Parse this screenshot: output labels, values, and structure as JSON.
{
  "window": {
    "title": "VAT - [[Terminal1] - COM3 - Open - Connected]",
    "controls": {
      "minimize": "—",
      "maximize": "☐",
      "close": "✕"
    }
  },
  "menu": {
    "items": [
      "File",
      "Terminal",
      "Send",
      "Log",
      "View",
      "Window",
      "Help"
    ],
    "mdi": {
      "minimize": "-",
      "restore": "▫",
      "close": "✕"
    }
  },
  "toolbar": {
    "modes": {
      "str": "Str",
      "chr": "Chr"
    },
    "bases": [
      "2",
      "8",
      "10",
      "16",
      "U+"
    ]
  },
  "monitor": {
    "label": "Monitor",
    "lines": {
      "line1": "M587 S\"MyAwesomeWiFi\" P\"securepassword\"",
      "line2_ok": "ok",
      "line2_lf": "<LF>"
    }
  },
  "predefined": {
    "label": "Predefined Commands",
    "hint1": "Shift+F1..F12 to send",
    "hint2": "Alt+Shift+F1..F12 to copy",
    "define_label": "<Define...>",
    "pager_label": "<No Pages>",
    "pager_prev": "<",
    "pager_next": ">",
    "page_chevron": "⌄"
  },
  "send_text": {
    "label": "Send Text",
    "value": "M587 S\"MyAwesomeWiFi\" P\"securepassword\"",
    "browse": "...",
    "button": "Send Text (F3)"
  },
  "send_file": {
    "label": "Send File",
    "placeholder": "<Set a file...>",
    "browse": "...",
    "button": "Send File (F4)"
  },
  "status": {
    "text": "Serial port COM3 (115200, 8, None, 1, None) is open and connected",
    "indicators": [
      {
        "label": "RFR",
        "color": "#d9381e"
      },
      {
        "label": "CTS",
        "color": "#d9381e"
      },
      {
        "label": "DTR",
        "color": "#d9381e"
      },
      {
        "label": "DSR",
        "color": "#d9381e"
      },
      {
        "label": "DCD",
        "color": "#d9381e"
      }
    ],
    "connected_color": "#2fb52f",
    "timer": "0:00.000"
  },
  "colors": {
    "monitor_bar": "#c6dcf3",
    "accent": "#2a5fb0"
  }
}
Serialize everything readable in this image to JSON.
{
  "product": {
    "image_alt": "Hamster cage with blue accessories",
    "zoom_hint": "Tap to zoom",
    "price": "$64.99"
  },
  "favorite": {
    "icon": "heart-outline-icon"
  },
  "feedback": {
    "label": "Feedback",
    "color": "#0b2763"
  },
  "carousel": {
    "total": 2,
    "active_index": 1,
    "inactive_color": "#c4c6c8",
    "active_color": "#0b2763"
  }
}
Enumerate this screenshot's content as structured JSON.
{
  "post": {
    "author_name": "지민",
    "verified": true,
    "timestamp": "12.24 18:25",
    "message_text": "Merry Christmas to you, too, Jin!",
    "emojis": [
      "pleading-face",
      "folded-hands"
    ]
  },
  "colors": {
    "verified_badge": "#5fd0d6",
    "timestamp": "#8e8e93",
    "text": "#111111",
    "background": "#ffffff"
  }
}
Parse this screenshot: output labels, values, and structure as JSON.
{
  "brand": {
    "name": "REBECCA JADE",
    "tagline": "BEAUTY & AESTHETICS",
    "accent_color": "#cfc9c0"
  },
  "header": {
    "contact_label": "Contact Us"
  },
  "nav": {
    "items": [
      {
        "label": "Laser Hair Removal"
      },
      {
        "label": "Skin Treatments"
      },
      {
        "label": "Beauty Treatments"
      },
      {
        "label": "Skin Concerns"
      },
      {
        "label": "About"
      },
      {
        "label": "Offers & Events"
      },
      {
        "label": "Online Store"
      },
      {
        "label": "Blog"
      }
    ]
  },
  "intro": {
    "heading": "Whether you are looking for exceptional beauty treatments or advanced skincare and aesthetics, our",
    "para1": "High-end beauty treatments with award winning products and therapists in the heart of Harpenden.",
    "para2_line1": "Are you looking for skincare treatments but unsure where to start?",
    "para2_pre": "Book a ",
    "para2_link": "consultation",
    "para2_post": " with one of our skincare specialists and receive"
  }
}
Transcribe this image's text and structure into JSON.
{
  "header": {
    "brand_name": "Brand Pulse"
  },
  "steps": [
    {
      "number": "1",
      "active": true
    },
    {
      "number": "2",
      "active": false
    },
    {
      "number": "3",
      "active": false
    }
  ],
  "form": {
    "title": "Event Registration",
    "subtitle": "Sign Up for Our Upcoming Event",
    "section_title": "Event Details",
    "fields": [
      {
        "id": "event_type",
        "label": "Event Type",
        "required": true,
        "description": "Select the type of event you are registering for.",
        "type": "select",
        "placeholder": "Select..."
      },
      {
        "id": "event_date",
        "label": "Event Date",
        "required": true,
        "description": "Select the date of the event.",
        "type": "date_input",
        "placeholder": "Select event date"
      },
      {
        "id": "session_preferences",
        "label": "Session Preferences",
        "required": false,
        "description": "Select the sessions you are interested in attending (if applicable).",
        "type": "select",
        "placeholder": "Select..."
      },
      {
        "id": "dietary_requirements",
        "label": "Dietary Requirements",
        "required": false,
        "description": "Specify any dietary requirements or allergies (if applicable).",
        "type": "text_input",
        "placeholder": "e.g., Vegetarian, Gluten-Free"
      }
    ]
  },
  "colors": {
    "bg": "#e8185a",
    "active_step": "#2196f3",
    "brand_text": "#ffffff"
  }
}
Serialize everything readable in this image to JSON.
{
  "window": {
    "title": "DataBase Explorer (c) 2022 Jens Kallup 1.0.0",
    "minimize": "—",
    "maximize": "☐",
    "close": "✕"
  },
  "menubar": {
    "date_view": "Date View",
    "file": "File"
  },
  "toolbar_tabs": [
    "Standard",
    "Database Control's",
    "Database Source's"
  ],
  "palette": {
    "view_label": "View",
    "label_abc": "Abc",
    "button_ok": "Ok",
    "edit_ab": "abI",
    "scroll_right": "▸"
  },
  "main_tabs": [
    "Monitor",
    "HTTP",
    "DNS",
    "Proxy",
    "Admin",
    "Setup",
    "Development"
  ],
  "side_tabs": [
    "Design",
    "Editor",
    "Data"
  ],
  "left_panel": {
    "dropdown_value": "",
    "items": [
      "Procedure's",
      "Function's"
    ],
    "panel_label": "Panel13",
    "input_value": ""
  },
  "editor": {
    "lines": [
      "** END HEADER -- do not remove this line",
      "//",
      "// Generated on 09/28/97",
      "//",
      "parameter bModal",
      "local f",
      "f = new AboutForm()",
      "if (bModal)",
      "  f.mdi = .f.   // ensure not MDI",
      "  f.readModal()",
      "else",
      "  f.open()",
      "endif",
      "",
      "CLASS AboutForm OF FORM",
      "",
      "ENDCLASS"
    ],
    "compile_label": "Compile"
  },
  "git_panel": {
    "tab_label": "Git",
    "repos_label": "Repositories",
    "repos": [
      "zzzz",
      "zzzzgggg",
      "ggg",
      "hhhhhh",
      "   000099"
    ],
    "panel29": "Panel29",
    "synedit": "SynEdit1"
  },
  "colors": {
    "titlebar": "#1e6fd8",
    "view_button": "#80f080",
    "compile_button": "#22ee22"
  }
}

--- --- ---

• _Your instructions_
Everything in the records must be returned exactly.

• _Your solution_
Parse this screenshot: output labels, values, and structure as JSON.
{
  "window": {
    "title": "VAT - [[Terminal1] - COM3 - Open - Connected]",
    "controls": {
      "minimize": "—",
      "maximize": "☐",
      "close": "✕"
    }
  },
  "menu": {
    "items": [
      "File",
      "Terminal",
      "Send",
      "Log",
      "View",
      "Window",
      "Help"
    ],
    "mdi": {
      "minimize": "-",
      "restore": "▫",
      "close": "✕"
    }
  },
  "toolbar": {
    "modes": {
      "str": "Str",
      "chr": "Chr"
    },
    "bases": [
      "2",
      "8",
      "10",
      "16",
      "U+"
    ]
  },
  "monitor": {
    "label": "Monitor",
    "lines": {
      "line1": "M587 S\"MyAwesomeWiFi\" P\"securepassword\"",
      "line2_ok": "ok",
      "line2_lf": "<LF>"
    }
  },
  "predefined": {
    "label": "Predefined Commands",
    "hint1": "Shift+F1..F12 to send",
    "hint2": "Alt+Shift+F1..F12 to copy",
    "define_label": "<Define...>",
    "pager_label": "<No Pages>",
    "pager_prev": "<",
    "pager_next": ">",
    "page_chevron": "⌄"
  },
  "send_text": {
    "label": "Send Text",
    "value": "M587 S\"MyAwesomeWiFi\" P\"securepassword\"",
    "browse": "...",
    "button": "Send Text (F3)"
  },
  "send_file": {
    "label": "Send File",
    "placeholder": "<Set a file...>",
    "browse": "...",
    "button": "Send File (F4)"
  },
  "status": {
    "text": "Serial port COM3 (115200, 8, None, 1, None) is open and connected",
    "indicators": [
      {
        "label": "RFR",
        "color": "#d9381e"
      },
      {
        "label": "CTS",
        "color": "#d9381e"
      },
      {
        "label": "DTR",
        "color": "#d9381e"
      },
      {
        "label": "DSR",
        "color": "#d9381e"
      },
      {
        "label": "DCD",
        "color": "#d9381e"
      }
    ],
    "connected_color": "#2fb52f",
    "timer": "0:00.000"
  },
  "colors": {
    "monitor_bar": "#c6dcf3",
    "accent": "#2a5fb0"
  }
}
Serialize everything readable in this image to JSON.
{
  "product": {
    "image_alt": "Hamster cage with blue accessories",
    "zoom_hint": "Tap to zoom",
    "price": "$64.99"
  },
  "favorite": {
    "icon": "heart-outline-icon"
  },
  "feedback": {
    "label": "Feedback",
    "color": "#0b2763"
  },
  "carousel": {
    "total": 2,
    "active_index": 1,
    "inactive_color": "#c4c6c8",
    "active_color": "#0b2763"
  }
}
Enumerate this screenshot's content as structured JSON.
{
  "post": {
    "author_name": "지민",
    "verified": true,
    "timestamp": "12.24 18:25",
    "message_text": "Merry Christmas to you, too, Jin!",
    "emojis": [
      "pleading-face",
      "folded-hands"
    ]
  },
  "colors": {
    "verified_badge": "#5fd0d6",
    "timestamp": "#8e8e93",
    "text": "#111111",
    "background": "#ffffff"
  }
}
Parse this screenshot: output labels, values, and structure as JSON.
{
  "brand": {
    "name": "REBECCA JADE",
    "tagline": "BEAUTY & AESTHETICS",
    "accent_color": "#cfc9c0"
  },
  "header": {
    "contact_label": "Contact Us"
  },
  "nav": {
    "items": [
      {
        "label": "Laser Hair Removal"
      },
      {
        "label": "Skin Treatments"
      },
      {
        "label": "Beauty Treatments"
      },
      {
        "label": "Skin Concerns"
      },
      {
        "label": "About"
      },
      {
        "label": "Offers & Events"
      },
      {
        "label": "Online Store"
      },
      {
        "label": "Blog"
      }
    ]
  },
  "intro": {
    "heading": "Whether you are looking for exceptional beauty treatments or advanced skincare and aesthetics, our",
    "para1": "High-end beauty treatments with award winning products and therapists in the heart of Harpenden.",
    "para2_line1": "Are you looking for skincare treatments but unsure where to start?",
    "para2_pre": "Book a ",
    "para2_link": "consultation",
    "para2_post": " with one of our skincare specialists and receive"
  }
}
Transcribe this image's text and structure into JSON.
{
  "header": {
    "brand_name": "Brand Pulse"
  },
  "steps": [
    {
      "number": "1",
      "active": true
    },
    {
      "number": "2",
      "active": false
    },
    {
      "number": "3",
      "active": false
    }
  ],
  "form": {
    "title": "Event Registration",
    "subtitle": "Sign Up for Our Upcoming Event",
    "section_title": "Event Details",
    "fields": [
      {
        "id": "event_type",
        "label": "Event Type",
        "required": true,
        "description": "Select the type of event you are registering for.",
        "type": "select",
        "placeholder": "Select..."
      },
      {
        "id": "event_date",
        "label": "Event Date",
        "required": true,
        "description": "Select the date of the event.",
        "type": "date_input",
        "placeholder": "Select event date"
      },
      {
        "id": "session_preferences",
        "label": "Session Preferences",
        "required": false,
        "description": "Select the sessions you are interested in attending (if applicable).",
        "type": "select",
        "placeholder": "Select..."
      },
      {
        "id": "dietary_requirements",
        "label": "Dietary Requirements",
        "required": false,
        "description": "Specify any dietary requirements or allergies (if applicable).",
        "type": "text_input",
        "placeholder": "e.g., Vegetarian, Gluten-Free"
      }
    ]
  },
  "colors": {
    "bg": "#e8185a",
    "active_step": "#2196f3",
    "brand_text": "#ffffff"
  }
}
Serialize everything readable in this image to JSON.
{
  "window": {
    "title": "DataBase Explorer (c) 2022 Jens Kallup 1.0.0",
    "minimize": "—",
    "maximize": "☐",
    "close": "✕"
  },
  "menubar": {
    "date_view": "Date View",
    "file": "File"
  },
  "toolbar_tabs": [
    "Standard",
    "Database Control's",
    "Database Source's"
  ],
  "palette": {
    "view_label": "View",
    "label_abc": "Abc",
    "button_ok": "Ok",
    "edit_ab": "abI",
    "scroll_right": "▸"
  },
  "main_tabs": [
    "Monitor",
    "HTTP",
    "DNS",
    "Proxy",
    "Admin",
    "Setup",
    "Development"
  ],
  "side_tabs": [
    "Design",
    "Editor",
    "Data"
  ],
  "left_panel": {
    "dropdown_value": "",
    "items": [
      "Procedure's",
      "Function's"
    ],
    "panel_label": "Panel13",
    "input_value": ""
  },
  "editor": {
    "lines": [
      "** END HEADER -- do not remove this line",
      "//",
      "// Generated on 09/28/97",
      "//",
      "parameter bModal",
      "local f",
      "f = new AboutForm()",
      "if (bModal)",
      "  f.mdi = .f.   // ensure not MDI",
      "  f.readModal()",
      "else",
      "  f.open()",
      "endif",
      "",
      "CLASS AboutForm OF FORM",
      "",
      "ENDCLASS"
    ],
    "compile_label": "Compile"
  },
  "git_panel": {
    "tab_label": "Git",
    "repos_label": "Repositories",
    "repos": [
      "zzzz",
      "zzzzgggg",
      "ggg",
      "hhhhhh",
      "   000099"
    ],
    "panel29": "Panel29",
    "synedit": "SynEdit1"
  },
  "colors": {
    "titlebar": "#1e6fd8",
    "view_button": "#80f080",
    "compile_button": "#22ee22"
  }
}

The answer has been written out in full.